8 comments:

monster cakes said...

I love you guys. Someday you must visit Yosemite National Park in California. It's so insanely huge and gorgeous and the hiking! Oh the hiking! The red wood trees are so big it doesn't even make sense. Ok my west coast bit is done. haha

our home to yours said...

what a cool idea!!1 we've been to the outerbanks a few times but never saw this. Thanks for the link. I'm off to get my own passport.
Debbi
- ourhometoyours

mary kate said...

my mom has this rule that whenever any of us go on a trip out of state we have to buy a ornament for our christmas tree and eventually when we grow up and leave the house we can take them with us to remember all the places we've been. i love that national parks passport it sounds like such a great idea! and like something that leslie knope would be a part of ;)

Cindy P said...

Oh my goodness! Thank you SO much for talking about this Passport book on here. I'm totally going to have to buy one for Collin and myself.
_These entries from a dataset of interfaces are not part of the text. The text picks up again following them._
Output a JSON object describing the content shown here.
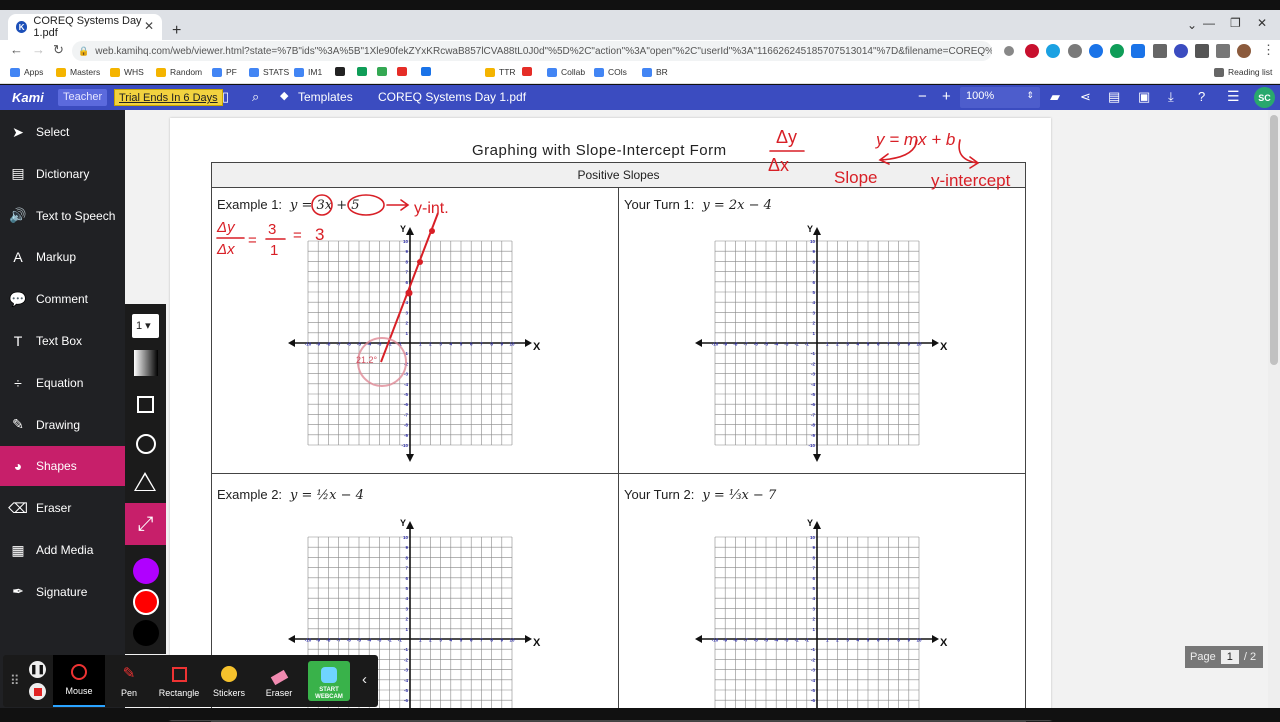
{
  "browser": {
    "tab_title": "COREQ Systems Day 1.pdf",
    "tab_favicon": "K",
    "url": "web.kamihq.com/web/viewer.html?state=%7B\"ids\"%3A%5B\"1Xle90fekZYxKRcwaB857lCVA88tL0J0d\"%5D%2C\"action\"%3A\"open\"%2C\"userId\"%3A\"116626245185707513014\"%7D&filename=COREQ%2...",
    "bookmarks": [
      "Apps",
      "Masters",
      "WHS",
      "Random",
      "PF",
      "STATS",
      "IM1",
      "",
      "",
      "",
      "",
      "",
      "TTR",
      "",
      "Collab",
      "COls",
      "BR"
    ],
    "reading_list": "Reading list"
  },
  "kami": {
    "logo": "Kami",
    "teacher_label": "Teacher",
    "trial_label": "Trial Ends In 6 Days",
    "templates_label": "Templates",
    "document_name": "COREQ Systems Day 1.pdf",
    "zoom": "100%",
    "avatar": "SC"
  },
  "sidebar": {
    "items": [
      {
        "label": "Select",
        "icon": "cursor-icon"
      },
      {
        "label": "Dictionary",
        "icon": "book-icon"
      },
      {
        "label": "Text to Speech",
        "icon": "speech-icon"
      },
      {
        "label": "Markup",
        "icon": "markup-icon"
      },
      {
        "label": "Comment",
        "icon": "comment-icon"
      },
      {
        "label": "Text Box",
        "icon": "text-box-icon"
      },
      {
        "label": "Equation",
        "icon": "equation-icon"
      },
      {
        "label": "Drawing",
        "icon": "pen-icon"
      },
      {
        "label": "Shapes",
        "icon": "shapes-icon"
      },
      {
        "label": "Eraser",
        "icon": "eraser-icon"
      },
      {
        "label": "Add Media",
        "icon": "media-icon"
      },
      {
        "label": "Signature",
        "icon": "signature-icon"
      }
    ],
    "active": "Shapes",
    "active_color": "#c71f6a"
  },
  "shapes_toolbar": {
    "stroke_width": "1",
    "colors": [
      "#b000ff",
      "#ff0000",
      "#000000"
    ]
  },
  "worksheet": {
    "title": "Graphing with Slope-Intercept Form",
    "section": "Positive Slopes",
    "cells": [
      {
        "label": "Example 1:",
        "equation": "y = 3x + 5"
      },
      {
        "label": "Your Turn 1:",
        "equation": "y = 2x − 4"
      },
      {
        "label": "Example 2:",
        "equation": "y = ½x − 4"
      },
      {
        "label": "Your Turn 2:",
        "equation": "y = ⅓x − 7"
      }
    ],
    "axis_x": "X",
    "axis_y": "Y",
    "annotations": {
      "slope_formula": "Δy / Δx",
      "general_form": "y = mx + b",
      "slope_word": "Slope",
      "yint_word": "y-intercept",
      "yint_short": "y-int.",
      "ratio": "Δy/Δx = 3/1 = 3",
      "angle": "21.2°",
      "ink_color": "#d81f26"
    }
  },
  "page_indicator": {
    "label": "Page",
    "current": "1",
    "total": "/ 2"
  },
  "bottom_toolbar": {
    "tools": [
      "Mouse",
      "Pen",
      "Rectangle",
      "Stickers",
      "Eraser",
      "START WEBCAM"
    ]
  }
}
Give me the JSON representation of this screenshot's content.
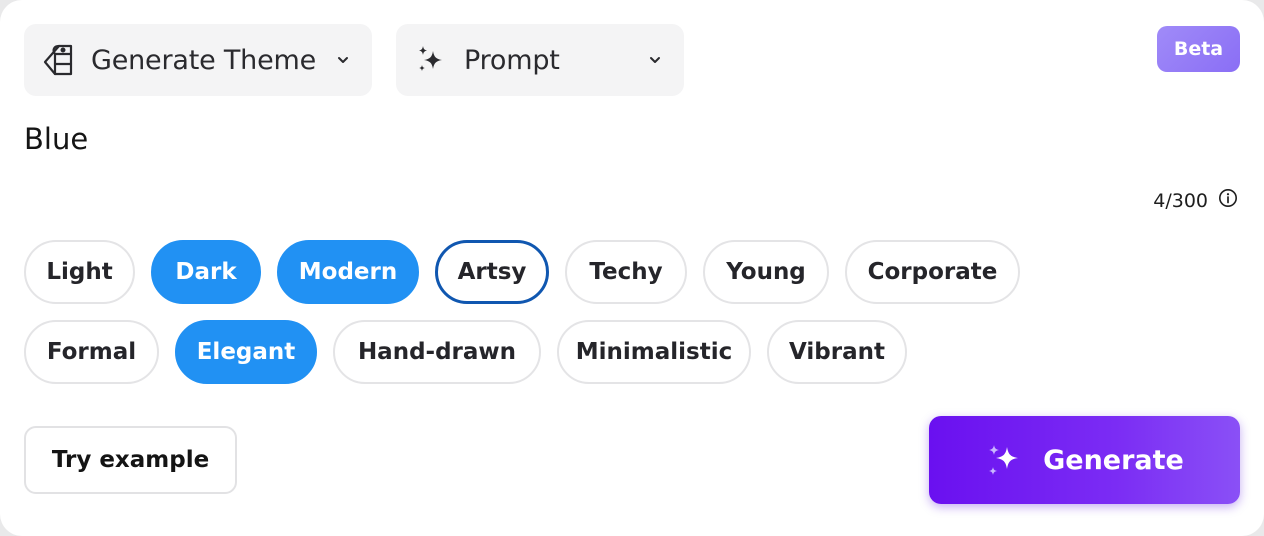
{
  "dropdowns": {
    "mode": {
      "label": "Generate Theme",
      "icon": "eraser-icon"
    },
    "source": {
      "label": "Prompt",
      "icon": "sparkle-icon"
    }
  },
  "badge": {
    "label": "Beta",
    "color": "#9179f7"
  },
  "prompt": {
    "value": "Blue"
  },
  "counter": {
    "text": "4/300",
    "icon": "info-icon"
  },
  "chips": {
    "row1": [
      {
        "label": "Light",
        "selected": false
      },
      {
        "label": "Dark",
        "selected": true
      },
      {
        "label": "Modern",
        "selected": true
      },
      {
        "label": "Artsy",
        "selected": false,
        "focused": true
      },
      {
        "label": "Techy",
        "selected": false
      },
      {
        "label": "Young",
        "selected": false
      },
      {
        "label": "Corporate",
        "selected": false
      }
    ],
    "row2": [
      {
        "label": "Formal",
        "selected": false
      },
      {
        "label": "Elegant",
        "selected": true
      },
      {
        "label": "Hand-drawn",
        "selected": false
      },
      {
        "label": "Minimalistic",
        "selected": false
      },
      {
        "label": "Vibrant",
        "selected": false
      }
    ]
  },
  "actions": {
    "try_example": "Try example",
    "generate": "Generate"
  },
  "colors": {
    "selected_chip": "#2191f3",
    "focus_ring": "#1057b0",
    "generate_button": "#6a10f0"
  }
}
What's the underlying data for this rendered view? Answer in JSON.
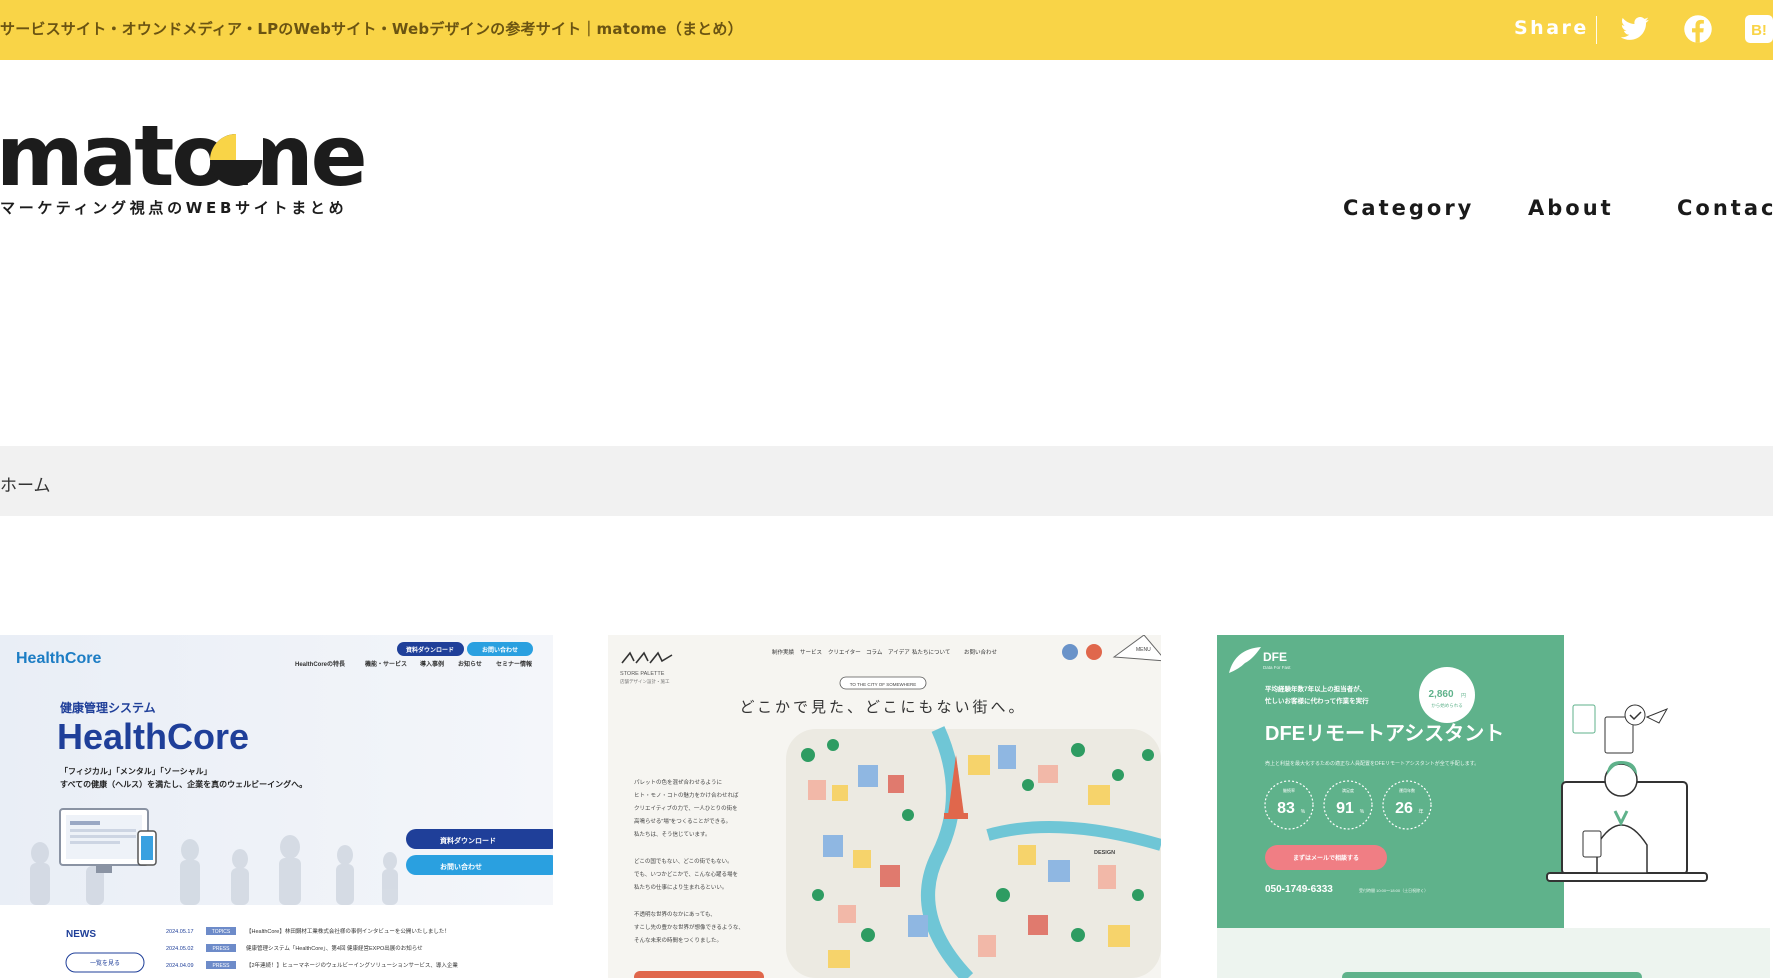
{
  "topbar": {
    "title": "サービスサイト・オウンドメディア・LPのWebサイト・Webデザインの参考サイト｜matome（まとめ）",
    "share_label": "Share",
    "icons": [
      "twitter-icon",
      "facebook-icon",
      "hatena-bookmark-icon"
    ],
    "hatena_label": "B!",
    "bg_color": "#f9d447"
  },
  "logo": {
    "wordmark": "matome",
    "tagline": "マーケティング視点のWEBサイトまとめ"
  },
  "nav": {
    "items": [
      "Category",
      "About",
      "Contact"
    ]
  },
  "breadcrumb": {
    "home": "ホーム"
  },
  "cards": [
    {
      "brand": "HealthCore",
      "btn_download": "資料ダウンロード",
      "btn_contact": "お問い合わせ",
      "menu": [
        "HealthCoreの特長",
        "機能・サービス",
        "導入事例",
        "お知らせ",
        "セミナー情報"
      ],
      "category_label": "健康管理システム",
      "hero_title": "HealthCore",
      "tagline": "「フィジカル」「メンタル」「ソーシャル」",
      "tagline2": "すべての健康（ヘルス）を満たし、企業を真のウェルビーイングへ。",
      "news_label": "NEWS",
      "news_more": "一覧を見る",
      "news": [
        {
          "date": "2024.05.17",
          "tag": "TOPICS",
          "text": "【HealthCore】林田鋼材工業株式会社様の事例インタビューを公開いたしました！"
        },
        {
          "date": "2024.05.02",
          "tag": "PRESS",
          "text": "健康管理システム「HealthCore」、第4回 健康経営EXPO出展のお知らせ"
        },
        {
          "date": "2024.04.09",
          "tag": "PRESS",
          "text": "【2年連続！】ヒューマネージのウェルビーイングソリューションサービス、導入企業"
        }
      ]
    },
    {
      "brand": "STORE PALETTE",
      "brand_sub": "店舗デザイン設計・施工",
      "menu": [
        "制作実績",
        "サービス",
        "クリエイター",
        "コラム",
        "アイデア",
        "私たちについて",
        "お問い合わせ"
      ],
      "menu_label": "MENU",
      "pill": "TO THE CITY OF SOMEWHERE",
      "headline": "どこかで見た、どこにもない街へ。",
      "body": [
        "パレットの色を混ぜ合わせるように",
        "ヒト・モノ・コトの魅力をかけ合わせれば",
        "クリエイティブの力で、一人ひとりの街を",
        "高鳴らせる\"場\"をつくることができる。",
        "私たちは、そう信じています。",
        "",
        "どこの国でもない、どこの街でもない。",
        "でも、いつかどこかで、こんな心躍る場を",
        "私たちの仕事により生まれるといい。",
        "",
        "不透明な世界のなかにあっても、",
        "すこし先の豊かな世界が想像できるような、",
        "そんな未来の時間をつくりました。"
      ],
      "design_label": "DESIGN"
    },
    {
      "brand": "DFE",
      "brand_sub": "Data For Fast",
      "lead1": "平均経験年数7年以上の担当者が、",
      "lead2": "忙しいお客様に代わって作業を実行",
      "price": "2,860",
      "price_unit": "円",
      "price_sub": "から始められる",
      "title": "DFEリモートアシスタント",
      "desc": "売上と利益を最大化するための適正な人員配置をDFEリモートアシスタントが全て手配します。",
      "stats": [
        {
          "label": "継続率",
          "value": "83",
          "unit": "%"
        },
        {
          "label": "満足度",
          "value": "91",
          "unit": "%"
        },
        {
          "label": "運用年数",
          "value": "26",
          "unit": "年"
        }
      ],
      "cta": "まずはメールで相談する",
      "phone": "050-1749-6333",
      "hours": "受付時間 10:00〜18:00（土日祝除く）"
    }
  ]
}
We love to travel and I love the idea of keeping track of all the national parks and places we've been! And it gives us places to look forward to going to!

I loved this post and it reminded me so much of us! We're very much alike, you and I. And Jordan and Collin seem a lot a like, too!

Hailey Marie said...

what a fun idea!! We pass through so many on road trips and vacations, what a fun way to remember each visit!

Brunella said...

one day, i realize this drem.

Brunella said...

oh Annie i forget: this passport is like "compostela", compostela is a "passport with stamp of every town in Spain visit walking (800 kilometri on foot) into Cammino di Santiago di compostela. It' s a special passport! A great idea!

Erin said...

oh! I am buying one for hubby's christmas stocking. Yay!! I love it!
the real passport issue saddens me. I have trips in my original passport should be able to be with me forever. I was so sad when I needed to get a new one. :(